A second bathroom is shown on the campground map existing somewhere out where the northern extension begins. I think I found it, though it’s hard to tell. There is no signage, and it was practically impossible to get to without crossing what appeared to be active campsites.
From the outside it’s a cute little log structure, almost like an oversized playhouse. I never managed to look inside. Why it’s even here, is a mystery. The south extension doesn’t have one and it is equally as far from the main bathroom as the north extension.
I suppose a single dump station will suffice for 48 sewerless campsites. What perplexes me most about the sani-dump at Knutsford is location. Situated immediately north of the bathroom and shower building, using it would surely clog the main road through the core of the campground. Having multiple campers needing to use it would be an gong show.
Apparently, I’m not the first to think this way. Alongside the dump station outlet are two portable RV waste tanks. These enable campers to empty their RV tanks without having to move the entire RV to the sani-dump. I’d advise using these at Knutsford Campground for sure.
One thing that caught my attention when researching Knutsford Campround, was the Country Kitchen BBQ Shack. Not that it’s anything peculiar, I just don’t see such things on campground maps too often.
I found it at the beginning of the north extension near the second bathroom. It’s got a homemade look to it; a modified garden shed most likely. Unfortunately, it was shuttered the day we were there, and a pickup truck was parked partially in front of it. I never did get to look inside. Perhaps campers enjoy BBQs on summer weekends.
CAMPGROUND OFFICE AND STORE PLUS HOST
We arrived late in the afternoon of a long weekend Monday, and I think management was already in recovery mode.

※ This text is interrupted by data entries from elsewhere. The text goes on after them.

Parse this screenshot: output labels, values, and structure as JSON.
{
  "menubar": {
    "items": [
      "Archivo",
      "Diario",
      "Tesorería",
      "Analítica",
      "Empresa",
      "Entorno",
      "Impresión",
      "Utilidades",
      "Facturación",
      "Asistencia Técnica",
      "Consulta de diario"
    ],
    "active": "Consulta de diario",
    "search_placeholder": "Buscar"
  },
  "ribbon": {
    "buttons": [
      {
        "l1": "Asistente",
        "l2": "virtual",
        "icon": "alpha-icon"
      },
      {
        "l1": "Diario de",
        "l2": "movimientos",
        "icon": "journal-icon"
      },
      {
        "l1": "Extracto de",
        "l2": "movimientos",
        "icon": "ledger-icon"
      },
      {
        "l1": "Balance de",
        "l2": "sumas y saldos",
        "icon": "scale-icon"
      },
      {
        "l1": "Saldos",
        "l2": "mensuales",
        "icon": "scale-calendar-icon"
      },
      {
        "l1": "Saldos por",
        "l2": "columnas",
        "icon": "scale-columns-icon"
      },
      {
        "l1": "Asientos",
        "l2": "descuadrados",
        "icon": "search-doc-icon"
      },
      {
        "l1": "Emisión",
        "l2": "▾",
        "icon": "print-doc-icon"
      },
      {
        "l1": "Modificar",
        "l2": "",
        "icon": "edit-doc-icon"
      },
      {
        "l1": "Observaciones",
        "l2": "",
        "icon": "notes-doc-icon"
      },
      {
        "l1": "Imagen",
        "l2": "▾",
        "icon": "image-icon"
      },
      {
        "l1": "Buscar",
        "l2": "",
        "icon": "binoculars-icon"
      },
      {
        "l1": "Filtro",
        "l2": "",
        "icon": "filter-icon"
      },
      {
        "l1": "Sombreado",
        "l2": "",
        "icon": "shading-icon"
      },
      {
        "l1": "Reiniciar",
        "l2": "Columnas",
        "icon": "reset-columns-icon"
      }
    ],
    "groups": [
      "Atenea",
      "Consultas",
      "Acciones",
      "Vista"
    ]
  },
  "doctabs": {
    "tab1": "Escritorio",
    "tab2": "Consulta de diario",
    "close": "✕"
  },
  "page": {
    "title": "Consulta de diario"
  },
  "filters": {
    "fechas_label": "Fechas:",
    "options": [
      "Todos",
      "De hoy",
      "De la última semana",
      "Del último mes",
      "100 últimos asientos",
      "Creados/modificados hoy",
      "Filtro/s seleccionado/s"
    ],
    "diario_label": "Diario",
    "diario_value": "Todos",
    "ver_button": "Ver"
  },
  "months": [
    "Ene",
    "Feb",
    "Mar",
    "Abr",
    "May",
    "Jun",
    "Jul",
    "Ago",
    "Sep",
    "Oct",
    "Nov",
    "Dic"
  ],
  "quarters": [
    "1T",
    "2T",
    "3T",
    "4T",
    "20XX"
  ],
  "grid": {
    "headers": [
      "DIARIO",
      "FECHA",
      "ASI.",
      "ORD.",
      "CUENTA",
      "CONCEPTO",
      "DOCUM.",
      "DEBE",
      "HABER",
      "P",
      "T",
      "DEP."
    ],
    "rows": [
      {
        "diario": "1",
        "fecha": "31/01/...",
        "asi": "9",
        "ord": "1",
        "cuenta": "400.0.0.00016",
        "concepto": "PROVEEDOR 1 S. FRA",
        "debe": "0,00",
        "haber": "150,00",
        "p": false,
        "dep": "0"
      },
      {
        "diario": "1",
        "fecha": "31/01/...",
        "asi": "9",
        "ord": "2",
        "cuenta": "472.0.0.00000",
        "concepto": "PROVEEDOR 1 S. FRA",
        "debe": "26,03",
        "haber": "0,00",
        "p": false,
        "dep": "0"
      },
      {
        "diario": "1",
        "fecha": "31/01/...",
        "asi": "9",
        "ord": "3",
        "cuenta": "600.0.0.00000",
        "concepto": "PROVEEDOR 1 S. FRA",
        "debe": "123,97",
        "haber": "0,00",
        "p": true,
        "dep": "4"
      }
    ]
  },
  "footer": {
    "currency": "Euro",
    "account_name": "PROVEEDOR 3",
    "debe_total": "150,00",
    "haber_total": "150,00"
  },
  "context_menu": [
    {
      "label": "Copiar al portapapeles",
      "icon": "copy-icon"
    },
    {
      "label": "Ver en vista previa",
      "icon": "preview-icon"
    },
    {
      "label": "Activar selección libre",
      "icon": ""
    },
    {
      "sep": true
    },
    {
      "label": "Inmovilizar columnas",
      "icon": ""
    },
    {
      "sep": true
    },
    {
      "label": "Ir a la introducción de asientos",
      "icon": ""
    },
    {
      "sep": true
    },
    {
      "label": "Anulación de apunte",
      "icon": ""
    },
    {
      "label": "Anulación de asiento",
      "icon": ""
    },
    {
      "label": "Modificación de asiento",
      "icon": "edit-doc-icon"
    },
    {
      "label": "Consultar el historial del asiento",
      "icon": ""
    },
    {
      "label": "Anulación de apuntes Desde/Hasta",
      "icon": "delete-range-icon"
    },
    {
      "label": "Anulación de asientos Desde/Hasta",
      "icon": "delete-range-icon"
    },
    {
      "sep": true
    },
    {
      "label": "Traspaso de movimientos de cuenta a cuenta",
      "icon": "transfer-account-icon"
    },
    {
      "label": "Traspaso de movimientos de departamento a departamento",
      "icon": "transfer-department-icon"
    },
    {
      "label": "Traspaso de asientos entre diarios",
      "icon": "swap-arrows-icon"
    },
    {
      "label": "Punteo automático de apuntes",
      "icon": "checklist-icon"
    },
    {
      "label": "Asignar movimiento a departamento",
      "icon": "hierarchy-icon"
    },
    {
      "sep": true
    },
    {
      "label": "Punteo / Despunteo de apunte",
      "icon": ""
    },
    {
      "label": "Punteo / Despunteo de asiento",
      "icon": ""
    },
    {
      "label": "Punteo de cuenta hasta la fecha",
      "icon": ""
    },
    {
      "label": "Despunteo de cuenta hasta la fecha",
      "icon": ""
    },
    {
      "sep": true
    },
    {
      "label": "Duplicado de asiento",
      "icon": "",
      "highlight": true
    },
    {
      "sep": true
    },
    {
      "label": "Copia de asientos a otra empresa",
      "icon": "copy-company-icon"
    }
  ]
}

The office was closed and nobody was around to check us in. Our site confirmation was posted on the building exterior, and we just went to our allotted campsite and set up.
The office building is made of shaped logs with a covered porch out front. Multiple blooming flower baskets make for a welcoming presentation. It’s located immediately across the road from the bathroom/shower building.
I never did make my way inside during our short stay. Looking through the windows it appears that a bare minimum convenience store accompanies the office. I could see two coolers inside, one for ice cream treats and the other possibly for ice. An assortment of condiments lined a shelf above the freezers. Being so close to Kamloops, there really isn’t demand for a robust store here. Just emergency items or treats.
Right next to the office is a campground host. I didn’t see them either, but the items in their yard moved around so someone was home. It looks like you can purchase firewood from the host. We never had to since another tent camper who was leaving soon after we arrived, gifted us their leftover wood. Thank you, kind stranger.
We spent only one night at this campground and I’m glad that’s all we needed of the place. It suited our requirements well, but Knutsford Campground is obviously not a vacation spot. It may be an ideal, frugal place for temporary or transient workers to set up their “home” but if you’re looking for a weekend of relaxation or a weeklong family vacation, you’ll probably want to go somewhere else.
I’ll grant Knutsford Campground 3 Baby Dill Pickles out of 5. The bathrooms and showers are nicely upgraded, and the modest playground is nice to have. The garden and potted flowers pretty up an otherwise underwhelming campground void of scenery. Even the brook was rather disinteresting.
None of this should be taken as denigrating to the campground or its proprietors. It serves a valuable function and does so well, for the most part. I’m glad I found it and enjoyed our night there. If you’re in similar need while travelling through Kamloops, check it out. Even if only for the name.